● **Aim of the exercise**: Filter the listing and keep only the lines with the word "AISI".

>>

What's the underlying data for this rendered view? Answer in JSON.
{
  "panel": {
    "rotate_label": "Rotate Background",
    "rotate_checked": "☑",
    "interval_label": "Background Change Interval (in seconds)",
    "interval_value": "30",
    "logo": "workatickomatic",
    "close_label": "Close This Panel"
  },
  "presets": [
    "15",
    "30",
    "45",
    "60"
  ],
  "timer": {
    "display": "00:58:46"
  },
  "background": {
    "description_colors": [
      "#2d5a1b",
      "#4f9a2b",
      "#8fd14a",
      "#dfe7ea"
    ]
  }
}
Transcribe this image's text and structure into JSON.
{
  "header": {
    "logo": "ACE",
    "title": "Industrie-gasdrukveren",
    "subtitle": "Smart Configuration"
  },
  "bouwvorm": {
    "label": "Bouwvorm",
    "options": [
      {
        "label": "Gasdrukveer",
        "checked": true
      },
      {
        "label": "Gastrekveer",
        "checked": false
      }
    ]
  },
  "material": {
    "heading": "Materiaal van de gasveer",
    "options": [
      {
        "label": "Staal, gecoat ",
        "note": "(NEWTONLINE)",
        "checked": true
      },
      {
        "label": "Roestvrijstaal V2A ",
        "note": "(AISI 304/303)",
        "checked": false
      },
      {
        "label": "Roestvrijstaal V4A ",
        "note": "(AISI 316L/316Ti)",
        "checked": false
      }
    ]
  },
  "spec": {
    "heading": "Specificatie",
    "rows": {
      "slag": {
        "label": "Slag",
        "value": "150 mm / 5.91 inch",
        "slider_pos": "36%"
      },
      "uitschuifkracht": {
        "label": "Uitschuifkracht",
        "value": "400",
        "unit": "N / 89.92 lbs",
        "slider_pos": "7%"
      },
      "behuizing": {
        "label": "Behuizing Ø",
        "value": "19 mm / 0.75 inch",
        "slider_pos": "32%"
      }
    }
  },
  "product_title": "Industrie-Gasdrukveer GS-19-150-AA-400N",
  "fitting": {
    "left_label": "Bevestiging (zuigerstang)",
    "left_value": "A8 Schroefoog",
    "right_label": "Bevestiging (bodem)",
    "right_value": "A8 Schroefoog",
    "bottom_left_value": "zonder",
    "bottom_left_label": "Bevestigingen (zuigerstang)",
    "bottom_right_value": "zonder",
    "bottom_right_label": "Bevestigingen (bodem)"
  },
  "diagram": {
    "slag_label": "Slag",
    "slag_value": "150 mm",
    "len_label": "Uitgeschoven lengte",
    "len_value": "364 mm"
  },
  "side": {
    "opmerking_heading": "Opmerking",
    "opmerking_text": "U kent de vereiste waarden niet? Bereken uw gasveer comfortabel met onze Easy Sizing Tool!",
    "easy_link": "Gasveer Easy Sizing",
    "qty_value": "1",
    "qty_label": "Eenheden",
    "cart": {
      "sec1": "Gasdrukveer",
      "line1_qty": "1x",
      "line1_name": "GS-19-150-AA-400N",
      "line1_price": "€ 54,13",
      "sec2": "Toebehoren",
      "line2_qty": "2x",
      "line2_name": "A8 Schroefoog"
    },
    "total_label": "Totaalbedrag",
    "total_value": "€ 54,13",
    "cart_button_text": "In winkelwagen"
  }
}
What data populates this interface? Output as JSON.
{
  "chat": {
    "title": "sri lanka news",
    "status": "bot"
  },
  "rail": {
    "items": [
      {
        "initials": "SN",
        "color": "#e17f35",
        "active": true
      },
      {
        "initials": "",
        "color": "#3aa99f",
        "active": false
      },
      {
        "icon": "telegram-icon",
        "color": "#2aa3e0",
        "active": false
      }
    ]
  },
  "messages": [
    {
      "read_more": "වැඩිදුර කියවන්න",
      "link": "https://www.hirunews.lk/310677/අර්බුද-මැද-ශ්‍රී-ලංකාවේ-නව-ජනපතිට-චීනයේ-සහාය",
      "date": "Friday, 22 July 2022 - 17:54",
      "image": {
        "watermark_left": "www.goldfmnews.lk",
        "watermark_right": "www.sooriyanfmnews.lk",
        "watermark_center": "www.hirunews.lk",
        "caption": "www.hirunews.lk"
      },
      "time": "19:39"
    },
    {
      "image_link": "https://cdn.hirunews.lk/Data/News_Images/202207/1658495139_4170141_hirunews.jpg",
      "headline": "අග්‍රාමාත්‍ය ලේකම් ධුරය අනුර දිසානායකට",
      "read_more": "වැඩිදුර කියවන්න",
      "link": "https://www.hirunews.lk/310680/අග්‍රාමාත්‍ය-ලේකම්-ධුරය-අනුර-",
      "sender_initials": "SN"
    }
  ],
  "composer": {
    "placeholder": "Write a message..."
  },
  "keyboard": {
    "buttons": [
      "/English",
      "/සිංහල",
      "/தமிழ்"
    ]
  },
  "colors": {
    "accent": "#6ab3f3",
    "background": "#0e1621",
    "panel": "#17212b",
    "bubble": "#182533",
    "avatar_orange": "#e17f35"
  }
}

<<

● **Completed task**:
        "note": "(AISI 304/303)",
        "note": "(AISI 316L/316Ti)",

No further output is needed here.